Fiber optic cables on the sea floor can be damaged by storm activity, while cable landing stations can face risks from rising seas and erosion, according to research from the UK's National Oceanography Centre and the University of Central Florida.
A paper published in Earth-Science Reviews further said that the global network of subsea cables has dangerous "hot spots" where failures could produce outages which would create financial losses and international tensions.
"To date, no study has assessed the wide-reaching impacts of future climate change on subsea cables and landing stations on a global scale," says the report. The authors, led by Dr. Mike Claire of Southampton University, pulled together evidence from multiple published peer-reviewed sources to fill the knowledge gap, "specifically to assess how and where future climate change is likely to impact subsea cables and their shore-based infrastructure."
The study, reported in Energy & Environment (E & E) News and Scientific American, found that ocean conditions are changing globally due to climate change, but the system is immensely complicated due to feedback and the connection between climate change, human activity, and other natural processes such as erosion.
This means that local conditions are highly variable, and the cable network has "hotspots" which are particularly vulnerable.
Digital infrastructure has frequently suffered from storm damage at data centers, but subsea cables are at particular risk from changes in sea level and storm activity. For instance, a storm in 2017 caused a break to the SEA-ME-WE 3 cable which links Europe, the Middle East, and Asia, leading to wholesale Internet disruption.
International cables are being installed at a fast rate right now, and the risks of climate change are being factored into fresh landing stations and cable runs. However, older infrastructure will have been sited at a time when the dangers were less well-known and may therefore be more at risk.
Man-made events such as bottom fishing or ship anchor strikes currently remain more likely than climate-induced outages, but natural hazards can affect multiple cable systems simultaneously across large areas, potentially cutting off whole regions from the Internet, the authors said.
"Cable routes should carefully consider locally-variable drivers of hazard frequency and magnitude," says the report. "Consideration should be given both to instantaneous events (e.g. landslides, tropical cyclones) as well as longer-term, sustained impacts (e.g. seabed currents that circulate even in deep water). Multiple factors can combine to increase the risk posed to subsea cables, hence a holistic approach is essential to assess the compounded effects of both natural processes and human activities in the future."

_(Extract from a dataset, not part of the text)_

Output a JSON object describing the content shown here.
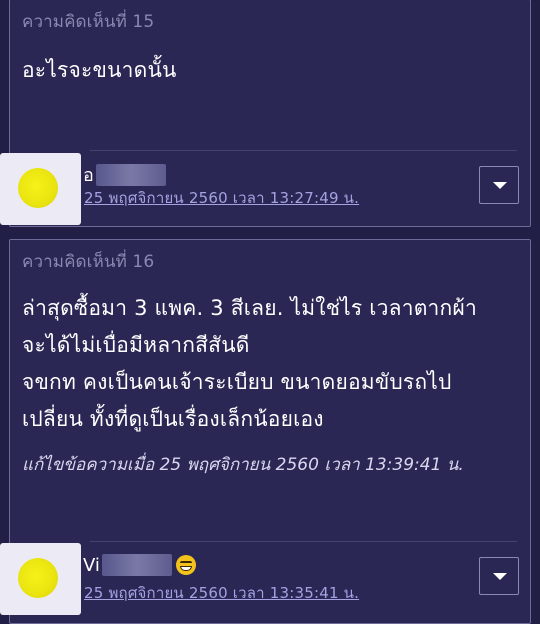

Among the hotspots identified by the authors, cables off the coast of Taiwan are being stressed by intensifying tropical cyclones - and an outage there could exacerbate political difficulties as Taiwan's sovereignty is under dispute.
The study also had input from collaborators at the U.S Geological Survey, the University of Southampton, Victoria University of Wellington in New Zealand, and the International Cable Protection Committee.